(RFE/RL) — A storm of protest from free-speech activists, popular Internet sites, and Internet users has prompted several U.S. lawmakers to drop their support for proposed Internet antipiracy legislation, including some co-sponsors of the controversial bills.
Legislators switched sides as protests on January 18 blanketed the Internet and drew attention around the world to what the lawmakers now say are flaws.
The “Stop Online Piracy Act” (SOPA) in the House of Representatives and the so-called “Protect Intellectual Property Act” (PIPA) in the U.S. Senate have been a top priority for lobbyists from entertainment companies, publishers, pharmaceutical firms, and others who say the legislation is critical to reducing online piracy.
The aim of the bills is to curb access to overseas websites that sell pirated films, music, and other copyrighted content — U.S. companies would be barred from doing business with these sites.
But Internet sites and tech companies argue that the proposals are so heavy-handed they would undermine innovation and free-speech rights, while also compromising the function of the Internet.
Wikipedia, the world’s free online encyclopedia, shut down for a day on January 18 in protest. Google and others used black censorship bars to draw attention to details in the draft laws.
Bill’s Sponsors Start Backtracking
As a result, a deluge of Internet users urged their lawmakers to drop their support.
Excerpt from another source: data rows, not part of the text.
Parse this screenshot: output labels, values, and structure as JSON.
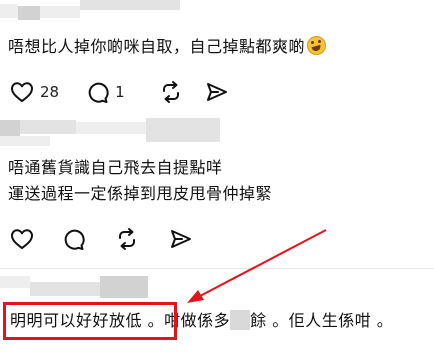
{
  "comments": [
    {
      "text": "唔想比人掉你啲咪自取，自己掉點都爽啲",
      "emoji": "rofl-emoji",
      "likes": "28",
      "replies": "1"
    },
    {
      "line1": "唔通舊貨識自己飛去自提點咩",
      "line2": "運送過程一定係掉到甩皮甩骨仲掉緊"
    },
    {
      "highlighted": "明明可以好好放低",
      "rest_a": " 。咁做係多",
      "rest_b": "餘 。佢人生係咁 。"
    }
  ],
  "colors": {
    "annotation_red": "#e3121b"
  },
  "icons": [
    "heart-icon",
    "reply-icon",
    "repost-icon",
    "share-icon"
  ]
}
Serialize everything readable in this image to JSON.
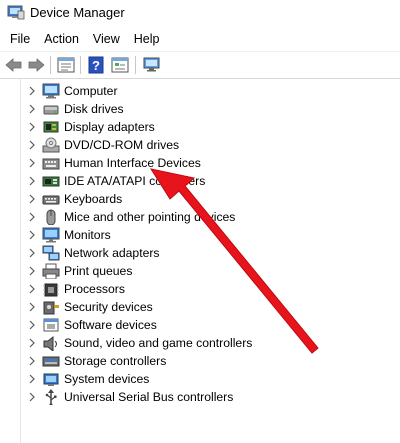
{
  "window": {
    "title": "Device Manager"
  },
  "menu": [
    "File",
    "Action",
    "View",
    "Help"
  ],
  "toolbar": {
    "buttons": [
      {
        "name": "back-icon"
      },
      {
        "name": "forward-icon"
      },
      {
        "name": "properties-icon"
      },
      {
        "name": "help-icon"
      },
      {
        "name": "update-driver-icon"
      },
      {
        "name": "monitor-scan-icon"
      }
    ]
  },
  "tree": {
    "items": [
      {
        "label": "Computer",
        "icon": "computer-icon"
      },
      {
        "label": "Disk drives",
        "icon": "disk-drive-icon"
      },
      {
        "label": "Display adapters",
        "icon": "display-adapter-icon"
      },
      {
        "label": "DVD/CD-ROM drives",
        "icon": "dvd-drive-icon"
      },
      {
        "label": "Human Interface Devices",
        "icon": "hid-icon"
      },
      {
        "label": "IDE ATA/ATAPI controllers",
        "icon": "ide-controller-icon"
      },
      {
        "label": "Keyboards",
        "icon": "keyboard-icon"
      },
      {
        "label": "Mice and other pointing devices",
        "icon": "mouse-icon"
      },
      {
        "label": "Monitors",
        "icon": "monitor-icon"
      },
      {
        "label": "Network adapters",
        "icon": "network-adapter-icon"
      },
      {
        "label": "Print queues",
        "icon": "printer-icon"
      },
      {
        "label": "Processors",
        "icon": "processor-icon"
      },
      {
        "label": "Security devices",
        "icon": "security-device-icon"
      },
      {
        "label": "Software devices",
        "icon": "software-device-icon"
      },
      {
        "label": "Sound, video and game controllers",
        "icon": "speaker-icon"
      },
      {
        "label": "Storage controllers",
        "icon": "storage-controller-icon"
      },
      {
        "label": "System devices",
        "icon": "system-device-icon"
      },
      {
        "label": "Universal Serial Bus controllers",
        "icon": "usb-icon"
      }
    ]
  },
  "annotation": {
    "type": "red-arrow",
    "target": "Human Interface Devices",
    "color": "#e8141c"
  }
}
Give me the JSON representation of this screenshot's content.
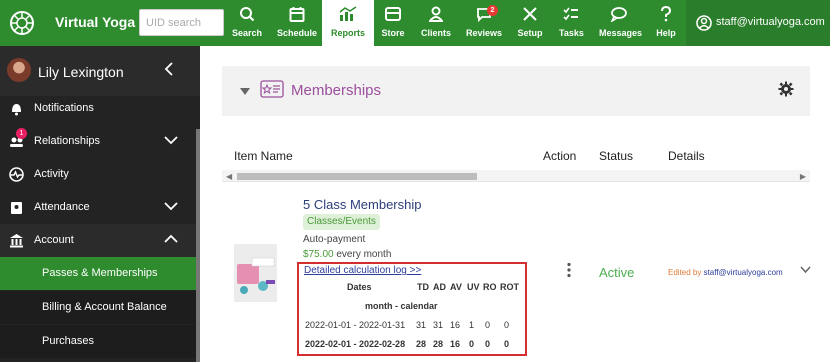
{
  "app": {
    "brand": "Virtual Yoga",
    "search_placeholder": "UID search",
    "user_email": "staff@virtualyoga.com"
  },
  "nav": [
    {
      "label": "Search",
      "icon": "search-icon"
    },
    {
      "label": "Schedule",
      "icon": "calendar-icon"
    },
    {
      "label": "Reports",
      "icon": "chart-icon",
      "active": true
    },
    {
      "label": "Store",
      "icon": "store-icon"
    },
    {
      "label": "Clients",
      "icon": "person-icon"
    },
    {
      "label": "Reviews",
      "icon": "chat-icon",
      "badge": "2"
    },
    {
      "label": "Setup",
      "icon": "tools-icon"
    },
    {
      "label": "Tasks",
      "icon": "checklist-icon"
    },
    {
      "label": "Messages",
      "icon": "messages-icon"
    },
    {
      "label": "Help",
      "icon": "question-icon"
    }
  ],
  "sidebar": {
    "profile_name": "Lily Lexington",
    "items": [
      {
        "label": "Notifications",
        "icon": "bell-icon"
      },
      {
        "label": "Relationships",
        "icon": "relationships-icon",
        "badge": "1"
      },
      {
        "label": "Activity",
        "icon": "activity-icon"
      },
      {
        "label": "Attendance",
        "icon": "attendance-icon"
      },
      {
        "label": "Account",
        "icon": "bank-icon"
      },
      {
        "label": "Passes & Memberships"
      },
      {
        "label": "Billing & Account Balance"
      },
      {
        "label": "Purchases"
      }
    ]
  },
  "panel": {
    "title": "Memberships"
  },
  "table": {
    "headers": {
      "item": "Item Name",
      "action": "Action",
      "status": "Status",
      "details": "Details"
    },
    "row": {
      "title": "5 Class Membership",
      "tag": "Classes/Events",
      "payment_type": "Auto-payment",
      "price": "$75.00",
      "price_suffix": " every month",
      "status": "Active",
      "details_prefix": "Edited by ",
      "details_user": "staff@virtualyoga.com",
      "calc": {
        "link": "Detailed calculation log >>",
        "col_dates": "Dates",
        "cols": [
          "TD",
          "AD",
          "AV",
          "UV",
          "RO",
          "ROT"
        ],
        "period": "month - calendar",
        "rows": [
          {
            "dates": "2022-01-01 - 2022-01-31",
            "vals": [
              "31",
              "31",
              "16",
              "1",
              "0",
              "0"
            ],
            "bold": false
          },
          {
            "dates": "2022-02-01 - 2022-02-28",
            "vals": [
              "28",
              "28",
              "16",
              "0",
              "0",
              "0"
            ],
            "bold": true
          }
        ]
      }
    }
  },
  "colors": {
    "brand_green": "#2e8b2e",
    "active_green": "#4caf50",
    "panel_title": "#9c4f9c",
    "highlight_border": "#d32f2f"
  }
}
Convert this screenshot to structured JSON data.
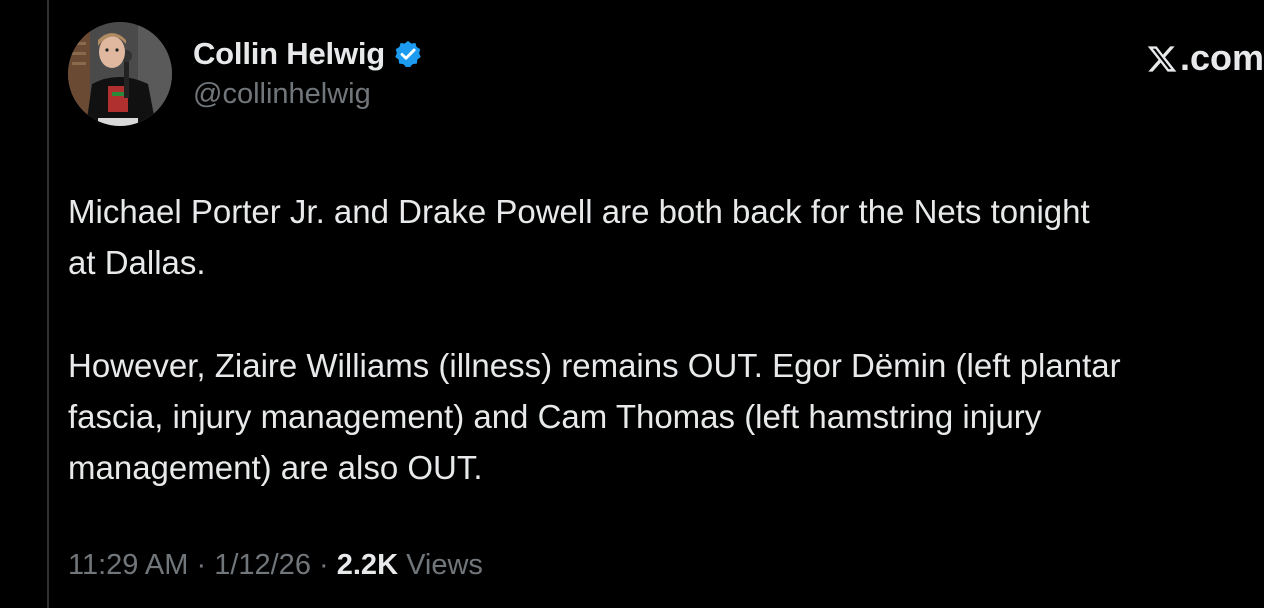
{
  "author": {
    "display_name": "Collin Helwig",
    "handle": "@collinhelwig",
    "verified": true
  },
  "branding": {
    "site_label": ".com",
    "logo_icon": "x-logo-icon"
  },
  "tweet": {
    "paragraphs": [
      [
        "Michael Porter Jr. and Drake Powell are both back for the Nets tonight",
        "at Dallas."
      ],
      [
        "However, Ziaire Williams (illness) remains OUT. Egor Dëmin (left plantar",
        "fascia, injury management) and Cam  Thomas (left hamstring injury",
        "management) are also OUT."
      ]
    ]
  },
  "meta": {
    "time": "11:29 AM",
    "separator": "·",
    "date": "1/12/26",
    "views_count": "2.2K",
    "views_label": "Views"
  },
  "colors": {
    "background": "#000000",
    "text_primary": "#e7e9ea",
    "text_secondary": "#71767b",
    "verified_blue": "#1d9bf0"
  }
}
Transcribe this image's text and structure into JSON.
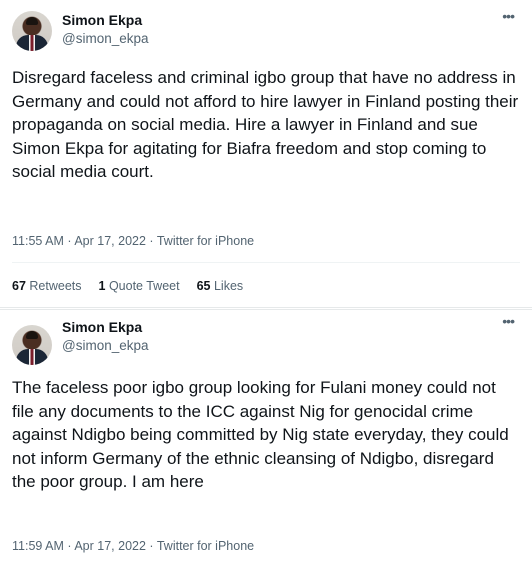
{
  "tweets": [
    {
      "author": {
        "name": "Simon Ekpa",
        "handle": "@simon_ekpa"
      },
      "text": "Disregard faceless and criminal igbo group that have no address in Germany and could not afford to hire lawyer in Finland posting their propaganda on social media. Hire a lawyer in Finland and sue Simon Ekpa for agitating for Biafra freedom and stop coming to social media court.",
      "time": "11:55 AM",
      "date": "Apr 17, 2022",
      "source": "Twitter for iPhone",
      "stats": {
        "retweets_count": "67",
        "retweets_label": "Retweets",
        "quotes_count": "1",
        "quotes_label": "Quote Tweet",
        "likes_count": "65",
        "likes_label": "Likes"
      }
    },
    {
      "author": {
        "name": "Simon Ekpa",
        "handle": "@simon_ekpa"
      },
      "text": "The faceless poor igbo group looking for Fulani money could not file any documents to the ICC against Nig for genocidal crime against Ndigbo being committed by Nig state everyday, they could not inform Germany of the ethnic cleansing of Ndigbo, disregard the poor group. I am here",
      "time": "11:59 AM",
      "date": "Apr 17, 2022",
      "source": "Twitter for iPhone"
    }
  ],
  "separator": "·",
  "icons": {
    "more": "more-horizontal-icon",
    "more_glyph": "•••"
  }
}
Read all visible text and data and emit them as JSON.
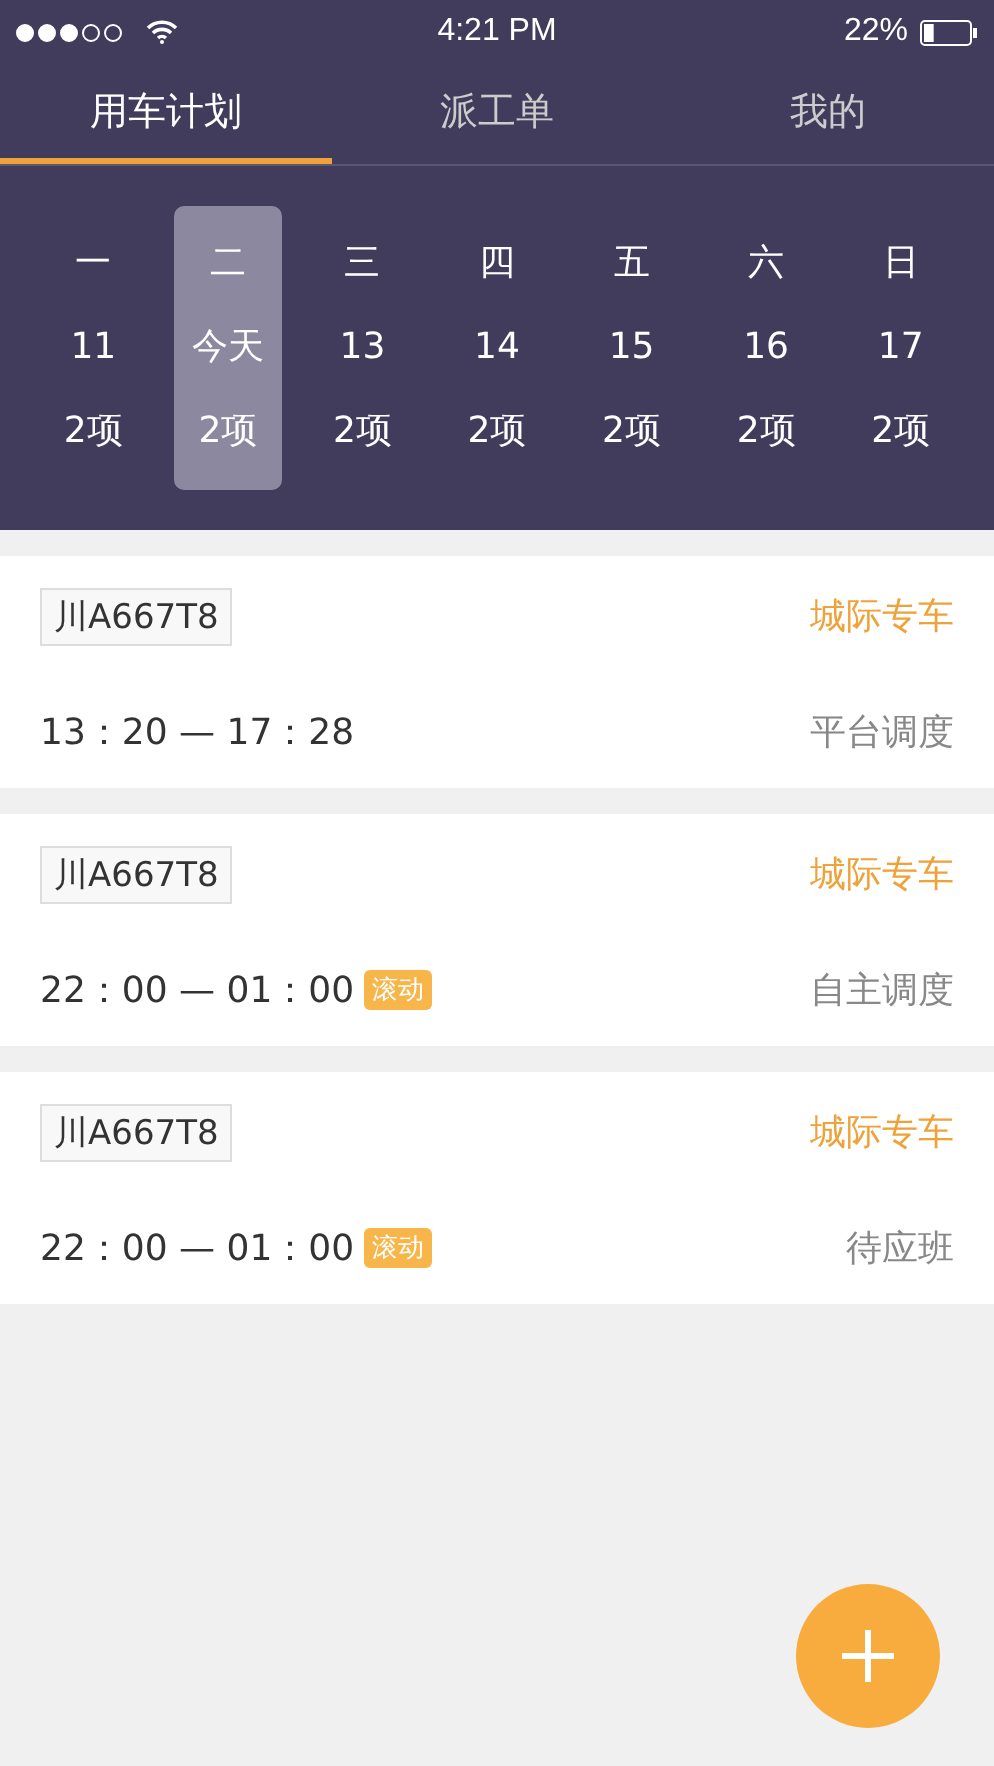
{
  "status_bar": {
    "time": "4:21 PM",
    "battery": "22%"
  },
  "tabs": [
    {
      "label": "用车计划",
      "selected": true
    },
    {
      "label": "派工单",
      "selected": false
    },
    {
      "label": "我的",
      "selected": false
    }
  ],
  "week": [
    {
      "weekday": "一",
      "date": "11",
      "count": "2项",
      "selected": false
    },
    {
      "weekday": "二",
      "date": "今天",
      "count": "2项",
      "selected": true
    },
    {
      "weekday": "三",
      "date": "13",
      "count": "2项",
      "selected": false
    },
    {
      "weekday": "四",
      "date": "14",
      "count": "2项",
      "selected": false
    },
    {
      "weekday": "五",
      "date": "15",
      "count": "2项",
      "selected": false
    },
    {
      "weekday": "六",
      "date": "16",
      "count": "2项",
      "selected": false
    },
    {
      "weekday": "日",
      "date": "17",
      "count": "2项",
      "selected": false
    }
  ],
  "trips": [
    {
      "plate": "川A667T8",
      "type": "城际专车",
      "time": "13：20 — 17：28",
      "dispatch": "平台调度"
    },
    {
      "plate": "川A667T8",
      "type": "城际专车",
      "time": "22：00 — 01：00",
      "tag": "滚动",
      "dispatch": "自主调度"
    },
    {
      "plate": "川A667T8",
      "type": "城际专车",
      "time": "22：00 — 01：00",
      "tag": "滚动",
      "dispatch": "待应班"
    }
  ]
}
Senator Marco Rubio, a Republican from Florida who co-sponsored PIPA, says he has decided to withdraw his support for the bill. Rubio urged Democratic Senate Majority leader Harry Reid of Nevada to delay plans to introduce the bill for a vote in the weeks ahead.
Other U.S. senators who say they are dropping support for PIPA include Republicans Roy Blunt of Missouri, Chuck Grassley of Iowa, Orrin Hatch from Utah, John Boozman from Arkansas and John Cornyn of Texas.
Senator Cornyn said it is “better to get this done right rather than fast and wrong.” Stealing content is theft, plain and simple, but concerns about unintended damage to the Internet and innovation in the tech sector require a more thoughtful balance, which will take more time.”
Legislation ‘Could Damage Internet Architecture’
Andrew Rasiej, chairman of the group New York Tech Meetup, helped organize a street protest against the bills in front of the New York offices of U.S. Senators Chuck Schumer and Kirsten Billibrand.
“Congress, at the behest of moneyed special interest representing copyright-holding industries, is proposing to redesign the Internet in a way that is detrimental to our industry and to the open web,” he said.
“If they are successful, they will not only stifle innovation and investment in emerging technology companies in New York and elsewhere, they will irrevocably damage the architecture on the Internet so as to embolden censorship around the world.”
Protester Ian Bassin noted that if the bills are passed in their current form, entire websites could be shut down for a single copyright infraction uploaded by any user of the page.
“I think it sends the wrong signal to give the government the ability to shut down websites,” he said. “The web should be a free medium that promotes democracy around the world. When America is trying to convince China and Iran that they shouldn’t be shutting down the web, we shouldn’t be setting a bad example.”
The White House has said it, too, has reservations about the legislation.